Photo via Flickr under the Creative Commons License
The famous image of three-year old Aylan Kurdi lying dead on a Turkish beach, provoking an international outcry about the inhumanity of the Syrian conflict
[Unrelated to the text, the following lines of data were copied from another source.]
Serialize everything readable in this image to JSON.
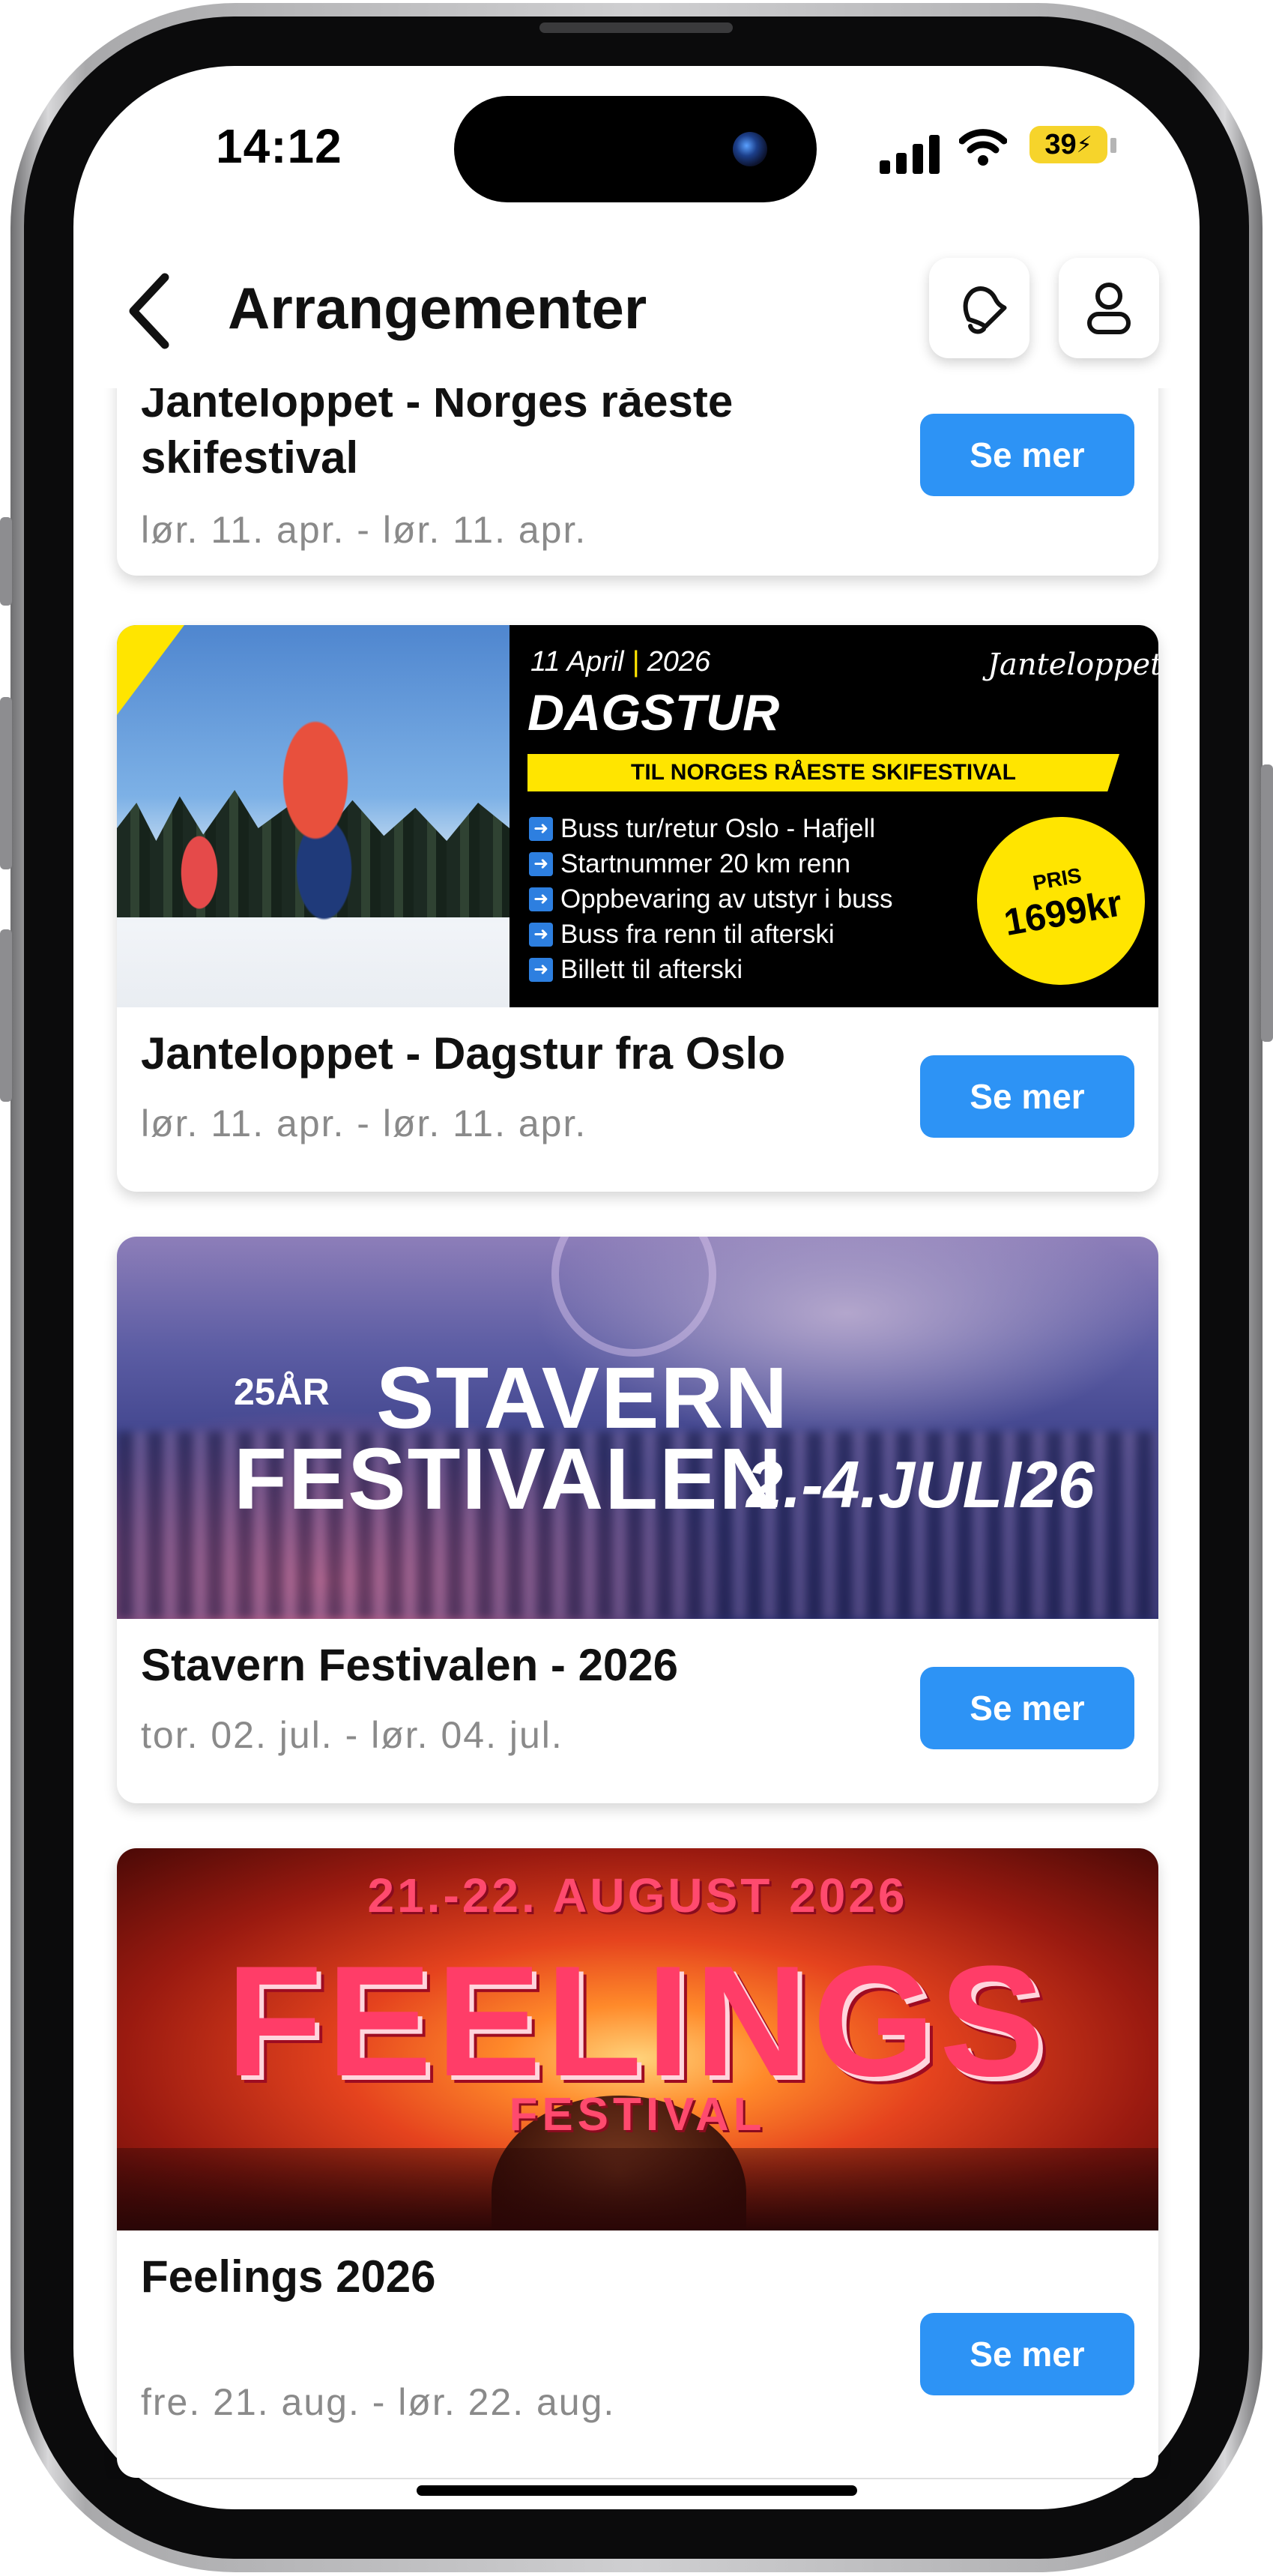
{
  "status_bar": {
    "time": "14:12",
    "battery": "39"
  },
  "header": {
    "title": "Arrangementer",
    "back_icon": "chevron-left-icon",
    "notifications_icon": "bell-icon",
    "profile_icon": "user-icon"
  },
  "accent_color": "#2d93f5",
  "events": [
    {
      "title": "Janteloppet - Norges råeste skifestival",
      "date": "lør. 11. apr. - lør. 11. apr.",
      "button": "Se mer"
    },
    {
      "title": "Janteloppet - Dagstur fra Oslo",
      "date": "lør. 11. apr. - lør. 11. apr.",
      "button": "Se mer",
      "banner": {
        "date_day": "11 April",
        "date_sep": "|",
        "date_year": "2026",
        "headline": "DAGSTUR",
        "strip": "TIL NORGES RÅESTE SKIFESTIVAL",
        "logo": "Janteloppet",
        "bullets": [
          "Buss tur/retur Oslo - Hafjell",
          "Startnummer 20 km renn",
          "Oppbevaring av utstyr i buss",
          "Buss fra renn til afterski",
          "Billett til afterski"
        ],
        "price_label": "PRIS",
        "price": "1699kr"
      }
    },
    {
      "title": "Stavern Festivalen - 2026",
      "date": "tor. 02. jul. - lør. 04. jul.",
      "button": "Se mer",
      "banner": {
        "anniversary": "25ÅR",
        "line1": "STAVERN",
        "line2": "FESTIVALEN",
        "dates": "2.-4.JULI26"
      }
    },
    {
      "title": "Feelings 2026",
      "date": "fre. 21. aug. - lør. 22. aug.",
      "button": "Se mer",
      "banner": {
        "top": "21.-22. AUGUST 2026",
        "main": "FEELINGS",
        "sub": "FESTIVAL"
      }
    }
  ]
}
There are many people within this country who say that this is true, and that the United States is capable of receiving more than 10,000 refugees. However, there is also a large contingent of Americans who believe that accepting more of these mostly-Muslim refugees would be an irreversible and permanent security threat to our homeland. Although it is true that some of them may be terror threats – as shown by attacks that have occurred in Paris and San Bernardino – the truth of the matter is that over 99% of these refugees could not bring themselves to commit terrorist acts, especially after witnessing and experiencing first-hand the results of constant terrorist activity at the hands of ISIS. Also, with a screening process that has more than seven steps, lasts nearly two years, and involves agencies like the UN High Commission on Refugees (who only accepts 1% of all refugee applications), the FBI, the Department of Homeland Security, the Department of State; it is highly unlikely that the few refugees who are allowed to enter the United States are terrorist sympathizers. It is easier for the average American student to get accepted at an Ivy League institution than it is for a refugee to have their application accepted by the UNHCR, the first agency involved in a long series of processes that, for the worthy few, ends in resettlement in the United States.

Congress shall make no law respecting an establishment of religion, or prohibiting the free exercise thereof.”

— The Constitution of the United States

With these extensive security screenings being placed on refugees – making it harder for a person to enter the United States as a refugee than through any other process – this may leave some to wonder why else people are unwilling to accept Syrian refugees. Some believe that Islam is an inherent enemy of the United States, even though the name “Islam” means “peace,” and “Muslim” means “one who submits.” If this were the case, then why would Muslim refugees even come to the United States in the first place? Or why would the United Nations – a global organization for world peace – allow these supposedly “hostile” refugees to settle in America, sewing the seeds of hypothetical conflict? Here is the question we should really be asking: Why should our nation deny Muslim refugees entry into the United States when our beloved and sacred Constitution states that “Congress shall make no law respecting an establishment of religion, or prohibiting the free exercise thereof?”

Syrian Refugees protest their detainment in a Budapest railway station.
Photo via Wikipedia under the Creative Commons License
Syrian Refugees protest their detainment in a Budapest railway station.

As the most powerful nation to have ever existed in the history of our Earth, and the leading nation of the free world, it is time for us to step up to the plate that is global leadership. As world leaders, it is up to us to take the risks needed in order to save those who are most in need, just as student leaders take risks and work hard to help those in need in our community. As world leaders, it is up to us to take the first step in finding homes for the “wretched refuse” of the teeming Mediterranean shores and in ending the conflict that is ravaging the Middle East and threatening to harm the world. As world leaders, it is time for us to live up to the lines in Emma Lazarus’s poem, and take Syria’s “tired…poor…huddled masses yearning to breathe free” and lift our lamp beside our “golden door.”